**Entries shown:**
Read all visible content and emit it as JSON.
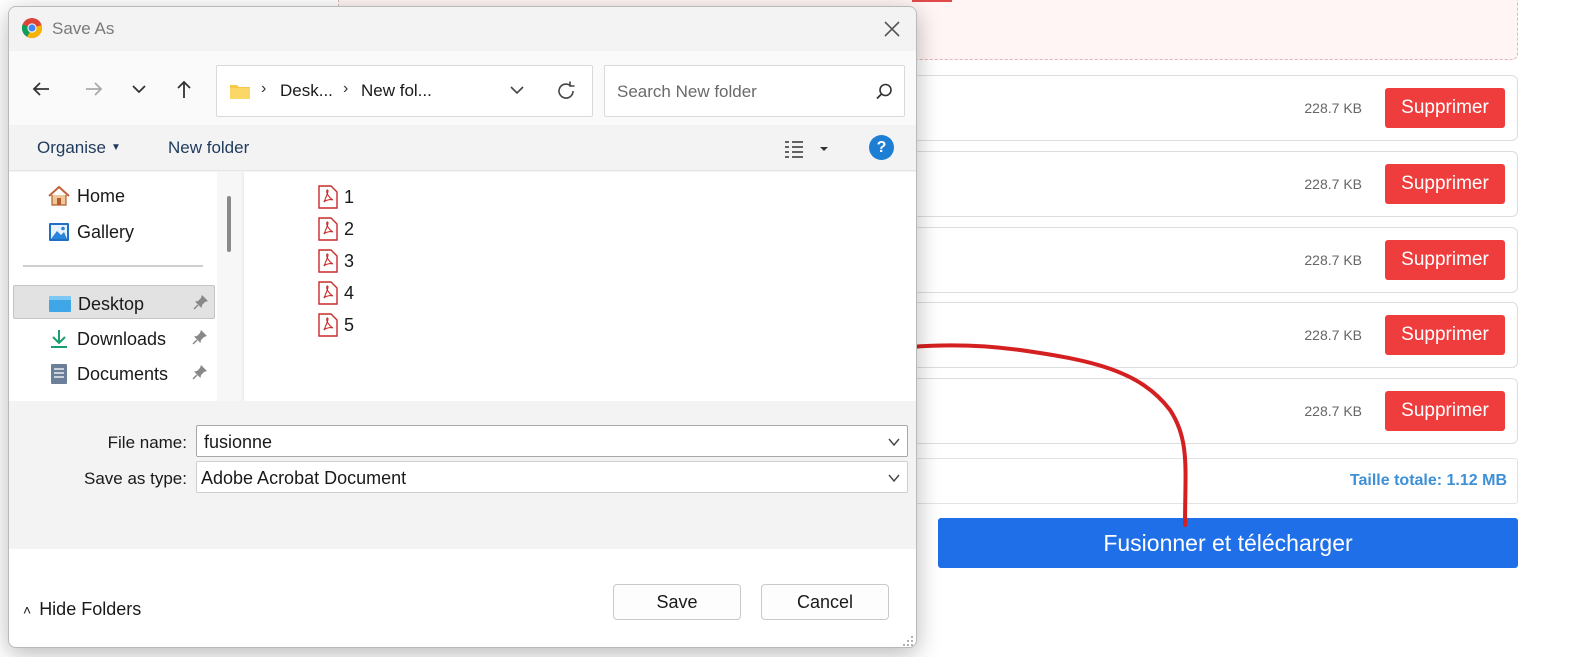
{
  "dialog": {
    "title": "Save As",
    "address": {
      "crumbs": [
        "Desk...",
        "New fol..."
      ]
    },
    "search": {
      "placeholder": "Search New folder"
    },
    "toolbar": {
      "organise": "Organise",
      "new_folder": "New folder",
      "help": "?"
    },
    "nav_items": [
      {
        "label": "Home",
        "icon": "home-icon"
      },
      {
        "label": "Gallery",
        "icon": "gallery-icon"
      },
      {
        "label": "Desktop",
        "icon": "desktop-icon",
        "pinned": true,
        "selected": true
      },
      {
        "label": "Downloads",
        "icon": "download-icon",
        "pinned": true
      },
      {
        "label": "Documents",
        "icon": "documents-icon",
        "pinned": true
      }
    ],
    "files": [
      {
        "name": "1",
        "icon": "pdf-icon"
      },
      {
        "name": "2",
        "icon": "pdf-icon"
      },
      {
        "name": "3",
        "icon": "pdf-icon"
      },
      {
        "name": "4",
        "icon": "pdf-icon"
      },
      {
        "name": "5",
        "icon": "pdf-icon"
      }
    ],
    "form": {
      "file_name_label": "File name:",
      "file_name_value": "fusionne",
      "save_type_label": "Save as type:",
      "save_type_value": "Adobe Acrobat Document"
    },
    "footer": {
      "hide_folders": "Hide Folders",
      "save": "Save",
      "cancel": "Cancel"
    }
  },
  "page": {
    "files": [
      {
        "size": "228.7 KB",
        "delete_label": "Supprimer"
      },
      {
        "size": "228.7 KB",
        "delete_label": "Supprimer"
      },
      {
        "size": "228.7 KB",
        "delete_label": "Supprimer"
      },
      {
        "size": "228.7 KB",
        "delete_label": "Supprimer"
      },
      {
        "size": "228.7 KB",
        "delete_label": "Supprimer"
      }
    ],
    "total_size": "Taille totale: 1.12 MB",
    "merge_button": "Fusionner et télécharger"
  },
  "colors": {
    "delete_button": "#ef3d3d",
    "merge_button": "#1e6fe8",
    "total_text": "#3d8fd6",
    "annotation_arrow": "#d42020",
    "help_icon": "#1e7ed4"
  }
}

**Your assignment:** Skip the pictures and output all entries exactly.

**Expected answer:**
Read all visible content and emit it as JSON.
{
  "dialog": {
    "title": "Save As",
    "address": {
      "crumbs": [
        "Desk...",
        "New fol..."
      ]
    },
    "search": {
      "placeholder": "Search New folder"
    },
    "toolbar": {
      "organise": "Organise",
      "new_folder": "New folder",
      "help": "?"
    },
    "nav_items": [
      {
        "label": "Home",
        "icon": "home-icon"
      },
      {
        "label": "Gallery",
        "icon": "gallery-icon"
      },
      {
        "label": "Desktop",
        "icon": "desktop-icon",
        "pinned": true,
        "selected": true
      },
      {
        "label": "Downloads",
        "icon": "download-icon",
        "pinned": true
      },
      {
        "label": "Documents",
        "icon": "documents-icon",
        "pinned": true
      }
    ],
    "files": [
      {
        "name": "1",
        "icon": "pdf-icon"
      },
      {
        "name": "2",
        "icon": "pdf-icon"
      },
      {
        "name": "3",
        "icon": "pdf-icon"
      },
      {
        "name": "4",
        "icon": "pdf-icon"
      },
      {
        "name": "5",
        "icon": "pdf-icon"
      }
    ],
    "form": {
      "file_name_label": "File name:",
      "file_name_value": "fusionne",
      "save_type_label": "Save as type:",
      "save_type_value": "Adobe Acrobat Document"
    },
    "footer": {
      "hide_folders": "Hide Folders",
      "save": "Save",
      "cancel": "Cancel"
    }
  },
  "page": {
    "files": [
      {
        "size": "228.7 KB",
        "delete_label": "Supprimer"
      },
      {
        "size": "228.7 KB",
        "delete_label": "Supprimer"
      },
      {
        "size": "228.7 KB",
        "delete_label": "Supprimer"
      },
      {
        "size": "228.7 KB",
        "delete_label": "Supprimer"
      },
      {
        "size": "228.7 KB",
        "delete_label": "Supprimer"
      }
    ],
    "total_size": "Taille totale: 1.12 MB",
    "merge_button": "Fusionner et télécharger"
  },
  "colors": {
    "delete_button": "#ef3d3d",
    "merge_button": "#1e6fe8",
    "total_text": "#3d8fd6",
    "annotation_arrow": "#d42020",
    "help_icon": "#1e7ed4"
  }
}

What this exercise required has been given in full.